I’m sure we’re all familiar with that line at the end of a job description, but if you’re part of the team in Westminster Music Library, you play a musical instrument and have often wondered what it would be like to perform in front of a live audience it can take on a whole new meaning.
Once I discovered that Jon – our Saturday Assistant – was an excellent French horn player, and not only that, had a group of friends who were similarly blessed, it was only a matter of time before he found himself “volunteering” to perform for the good folks of Westminster with his quartet.
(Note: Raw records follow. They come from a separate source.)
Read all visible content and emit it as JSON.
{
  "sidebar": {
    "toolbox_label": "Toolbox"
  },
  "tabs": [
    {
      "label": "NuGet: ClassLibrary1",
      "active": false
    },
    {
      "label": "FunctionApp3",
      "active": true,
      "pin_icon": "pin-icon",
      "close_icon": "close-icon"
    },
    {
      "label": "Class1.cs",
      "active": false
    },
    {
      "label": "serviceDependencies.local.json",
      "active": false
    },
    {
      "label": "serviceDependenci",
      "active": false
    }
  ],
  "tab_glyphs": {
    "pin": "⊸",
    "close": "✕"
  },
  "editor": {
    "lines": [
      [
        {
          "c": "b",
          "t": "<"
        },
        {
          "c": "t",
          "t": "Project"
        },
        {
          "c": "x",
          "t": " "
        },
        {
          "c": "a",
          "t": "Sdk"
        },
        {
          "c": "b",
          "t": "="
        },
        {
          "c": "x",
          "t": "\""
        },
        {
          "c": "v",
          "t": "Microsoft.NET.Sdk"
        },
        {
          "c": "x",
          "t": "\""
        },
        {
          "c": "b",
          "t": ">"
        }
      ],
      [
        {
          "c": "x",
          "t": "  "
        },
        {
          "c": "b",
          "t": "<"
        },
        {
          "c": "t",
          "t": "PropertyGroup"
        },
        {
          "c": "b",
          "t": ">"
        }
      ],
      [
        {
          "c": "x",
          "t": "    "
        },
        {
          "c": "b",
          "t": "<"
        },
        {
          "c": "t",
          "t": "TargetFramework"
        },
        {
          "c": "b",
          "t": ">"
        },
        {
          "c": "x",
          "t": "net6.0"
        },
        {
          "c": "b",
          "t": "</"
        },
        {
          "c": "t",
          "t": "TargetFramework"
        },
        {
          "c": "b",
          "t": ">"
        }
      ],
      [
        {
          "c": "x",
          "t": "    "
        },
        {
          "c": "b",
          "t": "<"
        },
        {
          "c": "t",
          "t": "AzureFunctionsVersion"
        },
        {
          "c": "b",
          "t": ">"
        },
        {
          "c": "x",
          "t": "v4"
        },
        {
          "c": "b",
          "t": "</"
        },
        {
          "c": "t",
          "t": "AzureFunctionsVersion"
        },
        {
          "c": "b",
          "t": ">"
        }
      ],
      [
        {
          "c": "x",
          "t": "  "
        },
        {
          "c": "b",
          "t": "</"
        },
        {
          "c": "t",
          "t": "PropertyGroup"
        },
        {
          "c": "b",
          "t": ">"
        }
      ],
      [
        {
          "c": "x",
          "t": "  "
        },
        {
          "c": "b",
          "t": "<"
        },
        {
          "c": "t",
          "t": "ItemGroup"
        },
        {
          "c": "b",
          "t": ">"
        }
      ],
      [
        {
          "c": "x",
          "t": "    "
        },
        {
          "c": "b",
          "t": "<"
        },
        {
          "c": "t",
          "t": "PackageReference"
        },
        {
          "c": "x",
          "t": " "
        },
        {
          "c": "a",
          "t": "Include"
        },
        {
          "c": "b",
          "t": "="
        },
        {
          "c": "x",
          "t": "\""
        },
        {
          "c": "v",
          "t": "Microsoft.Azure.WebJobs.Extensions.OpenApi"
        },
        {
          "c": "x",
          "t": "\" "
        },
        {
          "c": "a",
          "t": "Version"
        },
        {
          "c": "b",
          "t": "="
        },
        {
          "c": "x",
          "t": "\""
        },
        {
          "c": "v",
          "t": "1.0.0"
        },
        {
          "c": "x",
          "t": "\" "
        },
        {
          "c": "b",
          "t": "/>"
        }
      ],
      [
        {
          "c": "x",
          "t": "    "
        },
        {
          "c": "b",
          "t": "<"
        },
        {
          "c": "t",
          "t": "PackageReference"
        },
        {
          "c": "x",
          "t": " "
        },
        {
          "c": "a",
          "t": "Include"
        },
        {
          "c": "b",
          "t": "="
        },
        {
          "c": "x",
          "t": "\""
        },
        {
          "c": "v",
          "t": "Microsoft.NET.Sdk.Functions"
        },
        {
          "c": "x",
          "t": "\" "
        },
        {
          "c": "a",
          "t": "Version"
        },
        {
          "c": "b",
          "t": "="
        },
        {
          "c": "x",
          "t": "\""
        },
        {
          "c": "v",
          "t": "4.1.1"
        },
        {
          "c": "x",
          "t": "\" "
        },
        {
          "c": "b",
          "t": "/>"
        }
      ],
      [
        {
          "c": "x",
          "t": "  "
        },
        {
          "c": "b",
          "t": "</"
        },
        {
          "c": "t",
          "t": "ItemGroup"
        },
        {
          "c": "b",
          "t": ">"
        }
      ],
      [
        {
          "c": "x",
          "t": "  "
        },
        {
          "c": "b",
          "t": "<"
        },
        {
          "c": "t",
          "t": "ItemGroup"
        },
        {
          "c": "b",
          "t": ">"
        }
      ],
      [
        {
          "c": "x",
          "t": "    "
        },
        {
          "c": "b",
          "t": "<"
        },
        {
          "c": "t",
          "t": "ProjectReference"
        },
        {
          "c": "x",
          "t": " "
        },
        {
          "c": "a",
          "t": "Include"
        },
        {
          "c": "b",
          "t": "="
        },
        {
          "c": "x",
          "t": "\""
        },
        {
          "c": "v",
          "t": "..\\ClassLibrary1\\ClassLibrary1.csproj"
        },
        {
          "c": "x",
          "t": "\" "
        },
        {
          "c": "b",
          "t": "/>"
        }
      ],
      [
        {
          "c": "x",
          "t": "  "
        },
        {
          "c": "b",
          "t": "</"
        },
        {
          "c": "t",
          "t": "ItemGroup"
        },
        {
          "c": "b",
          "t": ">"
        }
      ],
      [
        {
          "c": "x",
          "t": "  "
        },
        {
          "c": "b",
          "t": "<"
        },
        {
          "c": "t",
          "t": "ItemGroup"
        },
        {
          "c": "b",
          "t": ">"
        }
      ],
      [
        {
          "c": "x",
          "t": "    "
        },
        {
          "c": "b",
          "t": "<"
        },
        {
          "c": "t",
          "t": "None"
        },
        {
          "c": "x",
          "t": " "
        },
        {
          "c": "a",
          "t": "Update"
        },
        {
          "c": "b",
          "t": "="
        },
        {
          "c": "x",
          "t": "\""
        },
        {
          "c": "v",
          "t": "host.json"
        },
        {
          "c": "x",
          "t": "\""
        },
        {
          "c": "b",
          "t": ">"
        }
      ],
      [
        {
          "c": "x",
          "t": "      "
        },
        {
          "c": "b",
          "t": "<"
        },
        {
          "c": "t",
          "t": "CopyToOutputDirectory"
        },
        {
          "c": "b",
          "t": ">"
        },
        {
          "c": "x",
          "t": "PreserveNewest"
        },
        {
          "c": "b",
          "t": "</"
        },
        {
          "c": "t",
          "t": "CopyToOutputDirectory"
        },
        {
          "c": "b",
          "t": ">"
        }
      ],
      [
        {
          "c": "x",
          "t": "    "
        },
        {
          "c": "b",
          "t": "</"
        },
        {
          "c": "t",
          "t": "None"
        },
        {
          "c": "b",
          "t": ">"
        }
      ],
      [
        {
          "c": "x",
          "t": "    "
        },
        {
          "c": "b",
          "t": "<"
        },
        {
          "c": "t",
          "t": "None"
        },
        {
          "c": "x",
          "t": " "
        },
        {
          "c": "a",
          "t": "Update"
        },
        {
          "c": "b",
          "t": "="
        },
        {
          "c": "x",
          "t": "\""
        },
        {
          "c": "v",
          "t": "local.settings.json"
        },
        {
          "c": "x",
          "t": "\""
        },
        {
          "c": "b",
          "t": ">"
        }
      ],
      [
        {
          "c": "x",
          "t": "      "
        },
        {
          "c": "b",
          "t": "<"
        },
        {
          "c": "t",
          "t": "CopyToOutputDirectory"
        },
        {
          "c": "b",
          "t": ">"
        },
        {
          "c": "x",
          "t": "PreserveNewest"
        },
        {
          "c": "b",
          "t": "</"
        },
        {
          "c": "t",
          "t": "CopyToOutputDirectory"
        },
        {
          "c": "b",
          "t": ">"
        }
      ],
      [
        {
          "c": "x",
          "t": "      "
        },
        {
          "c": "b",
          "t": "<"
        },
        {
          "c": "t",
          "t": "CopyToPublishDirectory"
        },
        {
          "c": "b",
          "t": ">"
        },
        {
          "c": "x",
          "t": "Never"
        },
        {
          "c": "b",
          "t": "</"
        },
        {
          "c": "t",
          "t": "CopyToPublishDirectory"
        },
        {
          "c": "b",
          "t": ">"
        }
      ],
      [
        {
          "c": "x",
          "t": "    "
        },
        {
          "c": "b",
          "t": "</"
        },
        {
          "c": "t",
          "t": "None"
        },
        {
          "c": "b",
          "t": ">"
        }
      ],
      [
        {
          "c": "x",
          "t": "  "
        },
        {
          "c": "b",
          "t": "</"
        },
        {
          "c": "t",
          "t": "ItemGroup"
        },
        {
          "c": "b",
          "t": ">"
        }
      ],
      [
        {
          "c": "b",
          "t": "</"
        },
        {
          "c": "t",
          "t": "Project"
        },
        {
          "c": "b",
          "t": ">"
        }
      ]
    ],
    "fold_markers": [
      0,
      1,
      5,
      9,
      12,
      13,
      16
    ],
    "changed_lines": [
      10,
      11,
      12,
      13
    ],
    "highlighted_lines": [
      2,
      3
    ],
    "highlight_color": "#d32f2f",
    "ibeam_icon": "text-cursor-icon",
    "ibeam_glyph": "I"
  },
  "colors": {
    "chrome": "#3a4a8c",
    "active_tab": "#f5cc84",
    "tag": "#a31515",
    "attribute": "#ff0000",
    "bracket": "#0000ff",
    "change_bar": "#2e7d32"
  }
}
For anyone unfamiliar with the French horn, it’s a brass instrument with a mellow tone, consisting of a long, spiral tube ending in a flaring bell, three valves, and a funnel-shaped mouthpiece, and if you unwound it, that spiral tube would be more than 20 feet long.
Our four musicians clearly share a passion for this complicated and versatile instrument. It’s considered to be one of the most difficult instruments to play, and for good reason. It can play practically every note without pressing a single key, lends itself to many different styles of music and can fill so many parts. In an orchestra this beautiful instrument can be heard playing along with anything from a clarinet to a tuba.
Although the catalogue of original works for horn quartet is not extensive, there are a fair number of arrangements of well known works, and it was from a selection of this repertoire that Jon and his quartet performed for our audience in Westminster Music Library. And isn’t it great that each and every piece of music he chose for their recital came from our very own Music Library shelves?
The concert covered arrangements of Mozart’s overture to his opera The magic flute, selections from Bizet’s Carmen, and some lively jazz in the shape of two songs by Gershwin – s’Wonderful and I got Rhythm. As the concert drew to a close, it was clear that our quartet were not going to be allowed to leave with any haste. Our appreciative audience not only demanded an encore, but also held them captive while they fired questions at them about the French horn, its history, their favourite works for this illustrious instrument, and just how difficult it was to play.
All four musicians demonstrated so clearly the art of successful ensemble playing, this was a thoroughly enjoyable concert given by a group of versatile and committed musicians. Have a listen to their encore in this clip:
If you don’t know what this piece is, you’ll just have to visit The Music Library on Saturday and ask Jon….